Gem Newman, founder of Winnipeg Skeptics, gave a very colourful and theatrical presentation. I thought for moments that I was watching a Fringe festival play, but it was an engaging presentation about how science is unjustly beaten down and vilified. Bottom line: be curious about everything.

Matt Henderson is a creative teacher who told us about helping kids create their own knowledge. The general sentiment afterwards was "I wish Matt was my teacher back in high school."

Kale Bonham and Michael Champagne gave separate speeches but are both young Aboriginal Winnipeggers from the North End. Kale led an effort to create new banners for Selkirk Avenue and instill pride in the neighbourhood among the youth. Michael was an remarkable young man who started Aboriginal Youth Opportunities, and talked about turning oppression into opportunity. That's awesome, because I think it's the perceived total lack of opportunity that causes many kids to end up in gangs and crime. I wish him well.

TJ Dawe, in his black shoes, black jeans, and black t-shirt, moved very little during his talk about collective intelligence, but he did speak very well. It was about how dualistic thinking (right/wrong, etc) is programmed into us, but gets in the way of true intellectual progress which requires compromise and seeing things from another's perspective.

Hazel Borys spoke about walkable neighbourhoods, giving specific examples from her own area in Crescentwood. Her presentation should be required viewing for everybody at city hall. An interesting stat that she brought up was that mixed use development generates something like $225,000 in property tax revenue per acre, whereas big box stores generate something more in the range of $5000 per acre.

Lastly, Brad Tyler-West is a dynamic and amusing speaker who talked about "changing your story". I have to be honest ... I was kind of burning out by this point, but it seemed to touch on some of the same things that TJ Dawe talked about in terms of expanding your range of thinking. It's a bit of a blur to me now. Sounded good at the time though.

Overall it was a pretty good way to spend the day. The emcees and entertainers were excellent, as were the snacks during the break. This was year 2 for TEDxManitoba, and it will almost certainly be back again next year. Certainly worth looking into doing if you can get the day off.
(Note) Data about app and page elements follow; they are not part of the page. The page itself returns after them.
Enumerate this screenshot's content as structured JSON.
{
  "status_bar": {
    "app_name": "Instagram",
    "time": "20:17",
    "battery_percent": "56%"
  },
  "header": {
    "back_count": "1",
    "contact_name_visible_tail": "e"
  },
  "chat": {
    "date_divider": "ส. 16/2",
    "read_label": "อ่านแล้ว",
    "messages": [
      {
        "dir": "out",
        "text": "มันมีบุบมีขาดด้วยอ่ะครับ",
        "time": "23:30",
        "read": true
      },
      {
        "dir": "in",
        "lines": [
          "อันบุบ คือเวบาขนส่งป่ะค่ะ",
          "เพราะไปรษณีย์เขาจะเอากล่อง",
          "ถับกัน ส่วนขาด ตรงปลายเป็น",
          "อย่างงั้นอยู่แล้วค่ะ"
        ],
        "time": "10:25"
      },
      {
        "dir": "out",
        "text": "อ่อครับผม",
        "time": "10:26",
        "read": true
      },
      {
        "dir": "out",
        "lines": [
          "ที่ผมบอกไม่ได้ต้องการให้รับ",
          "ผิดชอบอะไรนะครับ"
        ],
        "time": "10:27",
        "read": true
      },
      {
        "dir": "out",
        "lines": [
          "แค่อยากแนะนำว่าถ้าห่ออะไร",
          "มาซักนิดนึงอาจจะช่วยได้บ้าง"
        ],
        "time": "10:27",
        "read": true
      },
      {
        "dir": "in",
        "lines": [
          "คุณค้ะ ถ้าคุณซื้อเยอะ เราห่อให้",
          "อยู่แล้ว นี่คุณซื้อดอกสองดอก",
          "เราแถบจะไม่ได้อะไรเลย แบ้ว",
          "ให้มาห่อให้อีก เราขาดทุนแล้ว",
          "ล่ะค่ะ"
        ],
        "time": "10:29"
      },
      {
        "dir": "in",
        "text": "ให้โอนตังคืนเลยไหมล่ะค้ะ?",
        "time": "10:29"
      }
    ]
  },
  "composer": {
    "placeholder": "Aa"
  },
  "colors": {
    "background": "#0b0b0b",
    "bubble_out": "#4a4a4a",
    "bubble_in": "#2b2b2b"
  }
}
I will be lobbying for a nude version: TEDxxx

See also: Melissa Martin

1 comment:

Bose said...

Nicely written. I love succinct posts that actually impart usable information.Audit Plan Template

/* Google Tracker Code